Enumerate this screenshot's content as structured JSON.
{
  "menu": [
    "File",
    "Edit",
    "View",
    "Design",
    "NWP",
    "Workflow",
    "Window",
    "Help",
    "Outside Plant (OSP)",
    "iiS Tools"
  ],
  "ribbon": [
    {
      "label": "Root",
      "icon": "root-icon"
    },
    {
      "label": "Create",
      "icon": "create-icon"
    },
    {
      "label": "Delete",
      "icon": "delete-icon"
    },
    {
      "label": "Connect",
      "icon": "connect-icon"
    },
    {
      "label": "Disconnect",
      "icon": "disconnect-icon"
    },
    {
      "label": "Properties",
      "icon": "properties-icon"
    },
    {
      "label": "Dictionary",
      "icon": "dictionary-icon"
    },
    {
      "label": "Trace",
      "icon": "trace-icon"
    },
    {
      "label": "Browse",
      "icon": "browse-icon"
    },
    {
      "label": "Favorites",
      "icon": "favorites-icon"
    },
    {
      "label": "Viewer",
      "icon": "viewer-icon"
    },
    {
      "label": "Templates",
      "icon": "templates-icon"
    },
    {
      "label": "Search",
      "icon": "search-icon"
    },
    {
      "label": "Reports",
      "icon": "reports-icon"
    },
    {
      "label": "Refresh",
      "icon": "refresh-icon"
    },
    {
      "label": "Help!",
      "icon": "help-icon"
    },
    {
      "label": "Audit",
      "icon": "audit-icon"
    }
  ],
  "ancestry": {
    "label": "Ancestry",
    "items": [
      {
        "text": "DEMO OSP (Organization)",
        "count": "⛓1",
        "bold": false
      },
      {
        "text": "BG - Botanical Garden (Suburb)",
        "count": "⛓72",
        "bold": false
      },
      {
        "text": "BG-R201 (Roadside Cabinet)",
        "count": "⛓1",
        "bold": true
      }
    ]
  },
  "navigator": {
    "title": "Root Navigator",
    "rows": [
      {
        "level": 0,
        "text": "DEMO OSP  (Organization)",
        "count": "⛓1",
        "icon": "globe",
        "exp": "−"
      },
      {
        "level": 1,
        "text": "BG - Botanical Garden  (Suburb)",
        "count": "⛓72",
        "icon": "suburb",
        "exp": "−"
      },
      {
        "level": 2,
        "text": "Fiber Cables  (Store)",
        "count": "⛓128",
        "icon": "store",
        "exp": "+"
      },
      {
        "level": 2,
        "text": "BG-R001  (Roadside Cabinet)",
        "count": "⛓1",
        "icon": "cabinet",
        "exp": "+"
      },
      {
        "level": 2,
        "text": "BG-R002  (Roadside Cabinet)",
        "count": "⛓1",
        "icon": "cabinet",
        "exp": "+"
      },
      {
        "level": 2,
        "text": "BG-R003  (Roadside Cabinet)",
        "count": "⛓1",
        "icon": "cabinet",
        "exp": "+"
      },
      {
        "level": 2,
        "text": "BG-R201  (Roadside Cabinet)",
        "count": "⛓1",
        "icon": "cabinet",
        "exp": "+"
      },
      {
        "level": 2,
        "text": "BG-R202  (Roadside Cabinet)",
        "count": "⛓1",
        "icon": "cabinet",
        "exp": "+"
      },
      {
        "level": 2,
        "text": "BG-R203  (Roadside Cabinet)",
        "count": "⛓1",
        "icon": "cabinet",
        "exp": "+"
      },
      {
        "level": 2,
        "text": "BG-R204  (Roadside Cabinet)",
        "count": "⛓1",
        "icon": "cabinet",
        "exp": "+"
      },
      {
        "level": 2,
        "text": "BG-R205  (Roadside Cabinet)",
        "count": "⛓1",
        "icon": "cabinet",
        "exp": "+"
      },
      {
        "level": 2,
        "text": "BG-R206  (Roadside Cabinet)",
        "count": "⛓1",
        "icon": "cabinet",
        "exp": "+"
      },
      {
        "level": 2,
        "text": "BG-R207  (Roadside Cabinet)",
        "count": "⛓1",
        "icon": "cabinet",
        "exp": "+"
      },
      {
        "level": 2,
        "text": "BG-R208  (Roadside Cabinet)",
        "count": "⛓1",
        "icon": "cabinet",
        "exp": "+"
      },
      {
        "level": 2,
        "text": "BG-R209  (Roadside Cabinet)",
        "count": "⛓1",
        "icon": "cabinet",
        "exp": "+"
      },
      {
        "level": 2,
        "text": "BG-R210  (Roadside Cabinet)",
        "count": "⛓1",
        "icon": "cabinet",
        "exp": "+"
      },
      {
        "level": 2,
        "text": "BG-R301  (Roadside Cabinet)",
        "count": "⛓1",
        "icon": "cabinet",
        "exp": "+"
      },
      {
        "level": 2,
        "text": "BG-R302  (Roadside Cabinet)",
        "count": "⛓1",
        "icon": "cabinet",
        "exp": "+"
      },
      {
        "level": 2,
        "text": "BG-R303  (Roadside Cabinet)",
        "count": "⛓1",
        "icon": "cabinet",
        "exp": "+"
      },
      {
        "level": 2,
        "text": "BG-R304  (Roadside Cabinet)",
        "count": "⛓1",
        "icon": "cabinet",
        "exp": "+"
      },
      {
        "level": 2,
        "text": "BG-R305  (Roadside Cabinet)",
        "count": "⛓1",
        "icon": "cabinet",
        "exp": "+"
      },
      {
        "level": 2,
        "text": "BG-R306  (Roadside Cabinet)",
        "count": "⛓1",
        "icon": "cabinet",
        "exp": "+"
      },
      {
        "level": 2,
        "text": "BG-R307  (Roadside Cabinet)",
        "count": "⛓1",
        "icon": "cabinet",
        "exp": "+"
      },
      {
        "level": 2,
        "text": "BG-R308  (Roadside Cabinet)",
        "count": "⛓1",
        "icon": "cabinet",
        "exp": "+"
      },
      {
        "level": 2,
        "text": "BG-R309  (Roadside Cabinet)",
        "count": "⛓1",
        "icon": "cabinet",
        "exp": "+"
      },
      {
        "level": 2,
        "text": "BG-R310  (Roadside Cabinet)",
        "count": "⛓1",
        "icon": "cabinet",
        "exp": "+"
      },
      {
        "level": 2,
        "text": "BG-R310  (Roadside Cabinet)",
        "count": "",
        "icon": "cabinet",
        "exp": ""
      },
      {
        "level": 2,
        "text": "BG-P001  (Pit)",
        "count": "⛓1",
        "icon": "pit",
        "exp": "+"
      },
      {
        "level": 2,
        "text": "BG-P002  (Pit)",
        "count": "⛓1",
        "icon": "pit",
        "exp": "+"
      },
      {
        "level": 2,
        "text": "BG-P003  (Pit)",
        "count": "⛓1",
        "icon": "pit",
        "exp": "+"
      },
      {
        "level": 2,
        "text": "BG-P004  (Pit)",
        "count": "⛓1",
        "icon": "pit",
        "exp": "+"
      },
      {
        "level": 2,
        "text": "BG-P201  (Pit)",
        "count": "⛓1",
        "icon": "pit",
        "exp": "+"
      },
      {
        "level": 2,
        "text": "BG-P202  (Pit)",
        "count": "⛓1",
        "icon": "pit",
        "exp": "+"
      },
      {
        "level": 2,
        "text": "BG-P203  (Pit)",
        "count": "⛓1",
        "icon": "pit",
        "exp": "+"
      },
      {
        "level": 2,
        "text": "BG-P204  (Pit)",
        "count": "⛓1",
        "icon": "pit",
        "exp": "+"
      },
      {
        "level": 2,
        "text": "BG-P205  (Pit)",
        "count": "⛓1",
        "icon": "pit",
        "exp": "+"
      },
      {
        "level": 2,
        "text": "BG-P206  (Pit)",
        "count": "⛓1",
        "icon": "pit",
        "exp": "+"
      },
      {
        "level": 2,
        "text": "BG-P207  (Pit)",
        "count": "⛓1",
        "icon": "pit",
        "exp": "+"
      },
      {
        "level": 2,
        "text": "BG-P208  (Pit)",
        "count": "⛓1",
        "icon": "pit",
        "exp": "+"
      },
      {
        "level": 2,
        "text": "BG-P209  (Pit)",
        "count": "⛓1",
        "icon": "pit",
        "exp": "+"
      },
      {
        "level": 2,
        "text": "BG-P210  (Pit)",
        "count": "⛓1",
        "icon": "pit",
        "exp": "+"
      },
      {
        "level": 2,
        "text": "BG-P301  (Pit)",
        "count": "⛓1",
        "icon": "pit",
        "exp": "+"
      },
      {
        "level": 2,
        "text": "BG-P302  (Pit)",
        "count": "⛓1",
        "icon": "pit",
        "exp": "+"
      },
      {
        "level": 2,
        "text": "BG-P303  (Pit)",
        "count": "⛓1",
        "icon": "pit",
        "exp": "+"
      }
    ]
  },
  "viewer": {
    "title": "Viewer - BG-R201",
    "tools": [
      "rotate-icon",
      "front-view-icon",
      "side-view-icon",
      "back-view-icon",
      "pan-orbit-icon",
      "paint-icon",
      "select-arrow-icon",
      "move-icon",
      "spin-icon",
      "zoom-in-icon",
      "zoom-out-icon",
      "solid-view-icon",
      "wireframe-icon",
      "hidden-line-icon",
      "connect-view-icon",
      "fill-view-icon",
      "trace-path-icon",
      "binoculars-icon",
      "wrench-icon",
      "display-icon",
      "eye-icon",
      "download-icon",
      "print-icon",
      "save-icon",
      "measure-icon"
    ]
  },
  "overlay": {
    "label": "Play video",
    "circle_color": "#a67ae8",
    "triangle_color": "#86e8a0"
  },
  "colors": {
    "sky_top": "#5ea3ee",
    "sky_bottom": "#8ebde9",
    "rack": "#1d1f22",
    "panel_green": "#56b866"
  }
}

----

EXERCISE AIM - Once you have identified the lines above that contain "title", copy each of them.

FINISHED TASK -
    "title": "Root Navigator",
    "title": "Viewer - BG-R201",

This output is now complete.